Which lines below contain "Niebieski"? Pull them out.

══════

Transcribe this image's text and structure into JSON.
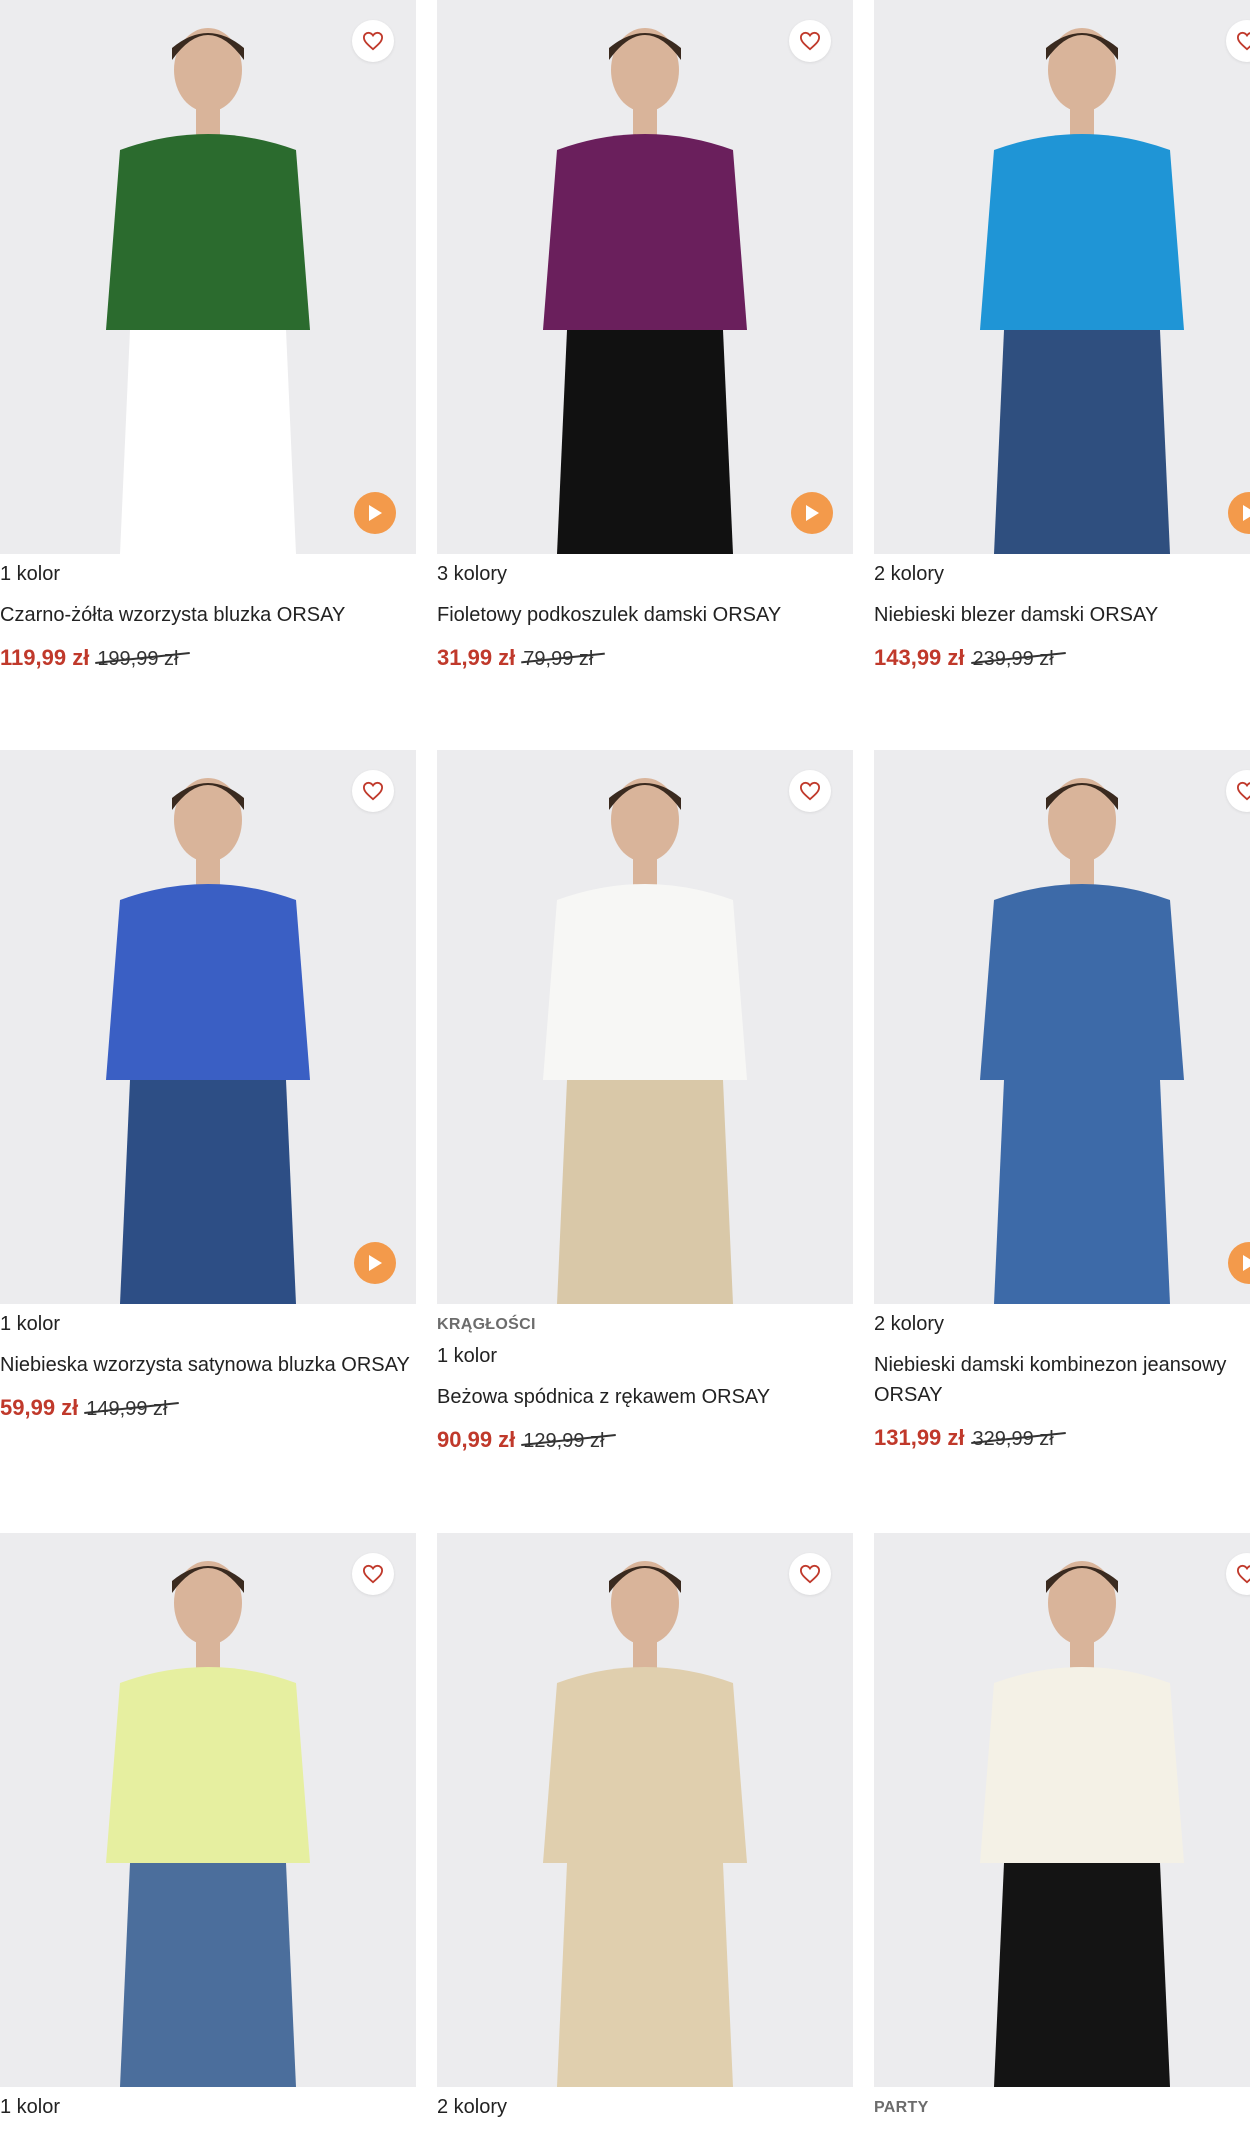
{
  "colors": {
    "price_sale": "#c0392b",
    "play_button": "#f39a4b",
    "heart_icon": "#c0392b",
    "photo_bg": "#ececee"
  },
  "products": [
    {
      "badge": "",
      "color_count": "1 kolor",
      "name": "Czarno-żółta wzorzysta bluzka ORSAY",
      "price_now": "119,99 zł",
      "price_old": "199,99 zł",
      "has_video": true,
      "garment_colors": [
        "#2b6b2e",
        "#ffffff"
      ]
    },
    {
      "badge": "",
      "color_count": "3 kolory",
      "name": "Fioletowy podkoszulek damski ORSAY",
      "price_now": "31,99 zł",
      "price_old": "79,99 zł",
      "has_video": true,
      "garment_colors": [
        "#6a1f5c",
        "#111111"
      ]
    },
    {
      "badge": "",
      "color_count": "2 kolory",
      "name": "Niebieski blezer damski ORSAY",
      "price_now": "143,99 zł",
      "price_old": "239,99 zł",
      "has_video": true,
      "garment_colors": [
        "#1f95d6",
        "#2f4f7f"
      ]
    },
    {
      "badge": "",
      "color_count": "1 kolor",
      "name": "Niebieska wzorzysta satynowa bluzka ORSAY",
      "price_now": "59,99 zł",
      "price_old": "149,99 zł",
      "has_video": true,
      "garment_colors": [
        "#3a5fc4",
        "#2d4e85"
      ]
    },
    {
      "badge": "KRĄGŁOŚCI",
      "color_count": "1 kolor",
      "name": "Beżowa spódnica z rękawem ORSAY",
      "price_now": "90,99 zł",
      "price_old": "129,99 zł",
      "has_video": false,
      "garment_colors": [
        "#f7f7f5",
        "#d9c8a8"
      ]
    },
    {
      "badge": "",
      "color_count": "2 kolory",
      "name": "Niebieski damski kombinezon jeansowy ORSAY",
      "price_now": "131,99 zł",
      "price_old": "329,99 zł",
      "has_video": true,
      "garment_colors": [
        "#3d6aa8",
        "#3d6aa8"
      ]
    },
    {
      "badge": "",
      "color_count": "1 kolor",
      "name": "",
      "price_now": "",
      "price_old": "",
      "has_video": false,
      "garment_colors": [
        "#e6efa0",
        "#4b6e9c"
      ]
    },
    {
      "badge": "",
      "color_count": "2 kolory",
      "name": "",
      "price_now": "",
      "price_old": "",
      "has_video": false,
      "garment_colors": [
        "#e0cfae",
        "#e0cfae"
      ]
    },
    {
      "badge": "PARTY",
      "color_count": "",
      "name": "",
      "price_now": "",
      "price_old": "",
      "has_video": false,
      "garment_colors": [
        "#f4f1e6",
        "#141414"
      ]
    }
  ]
}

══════

:: THE COMPLETED TASK ::
      "name": "Niebieski blezer damski ORSAY",
      "name": "Niebieski damski kombinezon jeansowy ORSAY",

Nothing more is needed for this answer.